During his years on active duty, Knox had been closely associated with Admiral William Sims and that association was never more fruitful than when both were stationed in wartime London following America’s entry into the century’s first global conflict. This brought Knox into close contact with the British Admiralty and its Naval Staff along with their approach to naval command and staff organization. It also provided a practical example of employing history as an adjunct to current war planning and doctrinal development as the Naval Staff maintained a small Historical Section as an integral part of its organization. This was history with a purpose and anticipated Knox’s postwar employment.

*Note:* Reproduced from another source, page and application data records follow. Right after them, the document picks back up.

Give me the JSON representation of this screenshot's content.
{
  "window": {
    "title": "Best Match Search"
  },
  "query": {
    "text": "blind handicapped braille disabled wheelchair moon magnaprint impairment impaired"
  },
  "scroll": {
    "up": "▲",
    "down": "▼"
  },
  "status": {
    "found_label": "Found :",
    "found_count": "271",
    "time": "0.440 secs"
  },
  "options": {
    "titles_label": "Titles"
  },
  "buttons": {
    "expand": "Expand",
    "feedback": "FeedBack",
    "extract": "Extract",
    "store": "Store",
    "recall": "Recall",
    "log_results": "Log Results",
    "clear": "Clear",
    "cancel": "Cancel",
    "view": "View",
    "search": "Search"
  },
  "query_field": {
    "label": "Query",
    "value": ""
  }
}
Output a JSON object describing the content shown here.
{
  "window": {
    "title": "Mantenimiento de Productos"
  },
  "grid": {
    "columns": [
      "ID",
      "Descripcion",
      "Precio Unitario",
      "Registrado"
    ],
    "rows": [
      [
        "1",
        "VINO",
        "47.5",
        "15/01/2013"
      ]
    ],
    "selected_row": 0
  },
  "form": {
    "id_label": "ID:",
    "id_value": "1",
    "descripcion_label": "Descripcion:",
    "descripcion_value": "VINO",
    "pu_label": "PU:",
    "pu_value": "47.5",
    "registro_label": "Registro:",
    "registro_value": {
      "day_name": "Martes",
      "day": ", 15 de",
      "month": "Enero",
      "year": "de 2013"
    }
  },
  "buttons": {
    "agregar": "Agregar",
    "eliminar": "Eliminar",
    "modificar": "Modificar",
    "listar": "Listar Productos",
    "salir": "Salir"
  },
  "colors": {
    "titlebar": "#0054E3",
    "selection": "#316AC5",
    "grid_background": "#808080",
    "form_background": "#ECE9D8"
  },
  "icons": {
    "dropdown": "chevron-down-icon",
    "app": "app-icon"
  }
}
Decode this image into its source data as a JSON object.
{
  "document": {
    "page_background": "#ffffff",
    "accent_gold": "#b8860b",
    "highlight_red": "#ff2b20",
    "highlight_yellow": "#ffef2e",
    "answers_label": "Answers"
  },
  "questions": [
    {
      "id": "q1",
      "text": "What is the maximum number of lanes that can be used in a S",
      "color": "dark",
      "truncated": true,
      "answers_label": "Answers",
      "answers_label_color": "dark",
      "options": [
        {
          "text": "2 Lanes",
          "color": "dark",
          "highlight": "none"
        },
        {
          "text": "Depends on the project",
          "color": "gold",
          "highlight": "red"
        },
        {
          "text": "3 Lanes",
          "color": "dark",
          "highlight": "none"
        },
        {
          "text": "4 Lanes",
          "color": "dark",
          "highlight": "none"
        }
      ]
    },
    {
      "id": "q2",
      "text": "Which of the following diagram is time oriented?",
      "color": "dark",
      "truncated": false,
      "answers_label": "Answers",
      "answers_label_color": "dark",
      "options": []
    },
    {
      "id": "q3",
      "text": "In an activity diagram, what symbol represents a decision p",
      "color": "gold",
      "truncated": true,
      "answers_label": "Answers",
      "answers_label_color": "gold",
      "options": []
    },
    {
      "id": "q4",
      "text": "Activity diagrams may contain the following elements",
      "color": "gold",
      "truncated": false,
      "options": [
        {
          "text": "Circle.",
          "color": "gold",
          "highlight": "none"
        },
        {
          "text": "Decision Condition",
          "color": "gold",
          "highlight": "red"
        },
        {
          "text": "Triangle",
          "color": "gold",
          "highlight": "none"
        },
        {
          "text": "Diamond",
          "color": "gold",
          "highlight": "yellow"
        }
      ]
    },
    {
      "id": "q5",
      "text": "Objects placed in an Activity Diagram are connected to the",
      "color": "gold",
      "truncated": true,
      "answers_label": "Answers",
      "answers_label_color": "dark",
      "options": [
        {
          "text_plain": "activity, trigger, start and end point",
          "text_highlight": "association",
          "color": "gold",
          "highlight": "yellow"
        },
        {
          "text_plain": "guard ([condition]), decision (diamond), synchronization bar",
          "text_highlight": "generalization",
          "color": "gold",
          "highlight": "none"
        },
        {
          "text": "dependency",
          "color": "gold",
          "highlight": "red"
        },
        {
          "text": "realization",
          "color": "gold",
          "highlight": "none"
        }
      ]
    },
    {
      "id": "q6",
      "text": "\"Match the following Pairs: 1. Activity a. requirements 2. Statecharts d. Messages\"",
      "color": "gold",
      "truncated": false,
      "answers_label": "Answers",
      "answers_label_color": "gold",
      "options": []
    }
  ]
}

That employment centered very much on preserving the Navy’s previous record, leading Knox to pen in 1926, “Our Vanishing History and Traditions.” If the service was careless before in capturing its previous wealth of material documenting its glorious past, then what of today when the problem becomes one of sheer volume and changing digital formats? While it is impossible to know how Knox would have responded to our ongoing information revolution, it is assuredly the case a plea would have been made that at least the challenge be faced fore-square.
Increasingly, though, Knox’s efforts were directed at advocacy as he championed the cause of the Navy during the interwar years of troubled neutrality and then into a postwar environment of shrinking budgets, the creation of a third military service and the guiding hand of an overarching Department of Defense. Again, he turned to past experience in arguing his case. In the essays presented, the modern reader may question some of Knox’s assertions and lessons, but as a window on the service’s thinking during a critical period they retain a value all of their own. Increasingly, however, a contrarian view was being sounded: Against the peace-at-any-price view holding sway in 1930’s America; against the forces of modernity in the post-1945 world and, critically, now absent the receptive tutelage of President Franklin Roosevelt.
21st Century Knox represents another volume in the 21st Century Foundation Series published by the Naval Institute Press. If succeeding as a primer on a noteworthy military personage, this edition, as with those others in the series, can offer only a useful introduction to its subject. With that in mind, the work is warmly recommended. Still, would that more had been attempted. Here, the publication of an edited volume based on Knox’s writings and personal papers comes to mind. Failing that, an index to that published is suggested in any second edition. Doubtless, the cost of modern publishing precludes attempting the greater effort. Knox and his times were blessed, indeed, that the Navy and its history had such an influential sponsor in one erstwhile Assistant Secretary.